Looking at mortgage rates and housing prices in isolation does not paint a complete picture. It is important to look at median household after-tax incomes in relation to housing costs.

Surprise, surprise, Alberta takes the win with a significant margin at $77,700 in 2020. That has a nice ring to it. Second place goes to Ontario, with a net median household after-tax income of $70,100.  Good luck getting into homeownership there. The third and fourth places are Saskatchewan with $67,700 and B.C. at $67,500.

The above is a snapshot of the potential future demand for housing. What about the supply? It is the relationship between supply and demand that will give us insight into where prices may be headed.Let’s look at the end-of-month inventory of homes for September over the last five years in the greater Edmonton region. September 2018 takes the win with 11,433 active listings and 1,424 sales for the month. The lowest level in the last five years was last year, with 9,139 active listings and 2030 sales. This year, we had 9,386 listings in September with 1694 sales.

I believe sales are down from last year because we still feel mortgage rates are too high. But are they compared to history?

I don’t think all the new Albertans plan to live in a van down by the river. They might want a real home to rent or buy.
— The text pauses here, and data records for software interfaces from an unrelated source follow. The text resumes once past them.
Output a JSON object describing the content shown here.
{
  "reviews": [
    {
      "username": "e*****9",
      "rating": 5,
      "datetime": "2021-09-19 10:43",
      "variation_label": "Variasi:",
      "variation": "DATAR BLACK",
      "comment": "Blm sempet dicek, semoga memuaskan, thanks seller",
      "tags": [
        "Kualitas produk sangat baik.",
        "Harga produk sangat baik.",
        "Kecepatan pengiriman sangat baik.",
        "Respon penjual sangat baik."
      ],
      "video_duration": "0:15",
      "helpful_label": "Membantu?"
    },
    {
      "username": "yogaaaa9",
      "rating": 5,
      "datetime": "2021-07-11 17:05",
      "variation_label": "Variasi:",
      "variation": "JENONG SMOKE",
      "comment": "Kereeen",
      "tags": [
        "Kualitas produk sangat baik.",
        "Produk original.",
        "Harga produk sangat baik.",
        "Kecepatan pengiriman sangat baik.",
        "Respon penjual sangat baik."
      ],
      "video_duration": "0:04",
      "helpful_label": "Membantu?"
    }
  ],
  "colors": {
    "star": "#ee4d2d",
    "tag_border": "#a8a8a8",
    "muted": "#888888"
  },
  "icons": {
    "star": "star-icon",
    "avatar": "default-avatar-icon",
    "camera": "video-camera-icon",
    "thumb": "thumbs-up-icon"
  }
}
We are experiencing more demand for rentals this year. Typically, an increase in rental demand will precede an increase in demand for homeownership.

Now that you have more perspective on the housing market, net migration and mortgage rates, what might that mean for 2023 and beyond?One of my favourite games to play is a game I call “Play it to the End.” In economics, we are taught to collect data to predict human behaviour. Economists will attempt to construct a model to gain insight into the future. Once there is a reasonable prediction, I like to work backwards to identify advantageous action steps that I can take now to best prepare for that possible future.  If the models are mostly accurate, that can give hindsight in advance.

I see a possibility that home prices in Alberta could appreciate significantly in the very near future.

Some parents have purchased investment properties in Alberta to lock in housing affordability for their children.

I am seeing levels of diversification in Alberta that I have never seen before. It is expected that Alberta will lead the nation in economic growth for the foreseeable future.Canada is and has been significantly increasing national immigration. Before 2020, we would welcome around 260,000 new Canadians each year. This year we might welcome as many as 430,000 new Canadians, with that number expected to increase to 500,000 in 2025.

Where will they choose to live?  Maybe in the province with the most affordable housing, relative to after-tax incomes and the province with many employment opportunities. Alberta seems like a pretty good option on both those counts.

With a real possibility of increasing housing prices, what could you do to ride that wave or protect housing affordability for your children?

I think the best play is to buy and hold real estate in Alberta. We have a window of opportunity right now, even if it doesn’t feel like it.


Story by: Edmonton Journal